Start of Supplied data

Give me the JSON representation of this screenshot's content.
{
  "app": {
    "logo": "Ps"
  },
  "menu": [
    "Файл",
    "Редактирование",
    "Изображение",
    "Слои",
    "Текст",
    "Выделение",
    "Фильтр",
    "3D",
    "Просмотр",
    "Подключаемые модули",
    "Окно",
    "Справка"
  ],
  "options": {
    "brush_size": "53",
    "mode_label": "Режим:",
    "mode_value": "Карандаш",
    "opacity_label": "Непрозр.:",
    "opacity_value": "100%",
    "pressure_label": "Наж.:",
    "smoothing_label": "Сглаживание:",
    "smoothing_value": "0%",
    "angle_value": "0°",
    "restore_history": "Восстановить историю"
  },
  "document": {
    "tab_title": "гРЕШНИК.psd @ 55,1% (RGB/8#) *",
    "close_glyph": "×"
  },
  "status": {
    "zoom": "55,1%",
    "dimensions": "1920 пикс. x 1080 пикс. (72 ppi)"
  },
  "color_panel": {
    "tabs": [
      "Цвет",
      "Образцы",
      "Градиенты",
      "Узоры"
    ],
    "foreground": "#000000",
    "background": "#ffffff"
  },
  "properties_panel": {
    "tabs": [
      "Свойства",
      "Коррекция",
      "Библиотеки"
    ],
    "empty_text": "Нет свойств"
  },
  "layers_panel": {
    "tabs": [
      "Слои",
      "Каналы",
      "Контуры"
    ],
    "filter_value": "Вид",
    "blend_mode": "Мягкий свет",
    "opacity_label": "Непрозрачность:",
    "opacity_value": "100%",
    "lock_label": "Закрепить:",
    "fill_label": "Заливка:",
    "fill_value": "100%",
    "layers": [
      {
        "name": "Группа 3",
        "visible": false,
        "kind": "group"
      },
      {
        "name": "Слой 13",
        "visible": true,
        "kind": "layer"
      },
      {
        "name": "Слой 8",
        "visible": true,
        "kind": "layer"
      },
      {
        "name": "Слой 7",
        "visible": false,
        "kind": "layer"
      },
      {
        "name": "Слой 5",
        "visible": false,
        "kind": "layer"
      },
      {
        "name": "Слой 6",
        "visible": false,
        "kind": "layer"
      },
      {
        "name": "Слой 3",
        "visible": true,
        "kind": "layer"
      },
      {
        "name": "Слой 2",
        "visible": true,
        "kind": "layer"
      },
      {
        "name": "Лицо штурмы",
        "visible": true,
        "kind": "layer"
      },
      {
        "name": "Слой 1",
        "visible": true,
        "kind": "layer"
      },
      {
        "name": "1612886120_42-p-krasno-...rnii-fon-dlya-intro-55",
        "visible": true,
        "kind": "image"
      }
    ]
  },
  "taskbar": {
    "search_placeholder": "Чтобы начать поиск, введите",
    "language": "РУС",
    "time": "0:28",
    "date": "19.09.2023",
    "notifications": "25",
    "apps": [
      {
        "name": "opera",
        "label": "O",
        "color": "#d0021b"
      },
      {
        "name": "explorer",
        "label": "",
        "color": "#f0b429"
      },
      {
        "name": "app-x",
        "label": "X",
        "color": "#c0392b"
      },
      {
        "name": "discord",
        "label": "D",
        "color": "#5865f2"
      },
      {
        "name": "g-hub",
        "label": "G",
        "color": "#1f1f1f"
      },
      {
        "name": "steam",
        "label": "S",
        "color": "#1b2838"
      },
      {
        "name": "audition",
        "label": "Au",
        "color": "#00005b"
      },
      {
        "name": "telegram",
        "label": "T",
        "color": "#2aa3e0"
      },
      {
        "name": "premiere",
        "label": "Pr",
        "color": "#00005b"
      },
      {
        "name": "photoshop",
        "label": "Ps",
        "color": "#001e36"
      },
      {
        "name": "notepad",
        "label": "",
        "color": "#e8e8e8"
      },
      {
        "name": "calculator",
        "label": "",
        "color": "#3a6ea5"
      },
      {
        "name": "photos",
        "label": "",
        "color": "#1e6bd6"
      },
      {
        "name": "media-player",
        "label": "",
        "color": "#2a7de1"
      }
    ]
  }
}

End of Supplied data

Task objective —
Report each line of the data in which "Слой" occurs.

Solution for this task —
        "name": "Слой 13",
        "name": "Слой 8",
        "name": "Слой 7",
        "name": "Слой 5",
        "name": "Слой 6",
        "name": "Слой 3",
        "name": "Слой 2",
        "name": "Слой 1",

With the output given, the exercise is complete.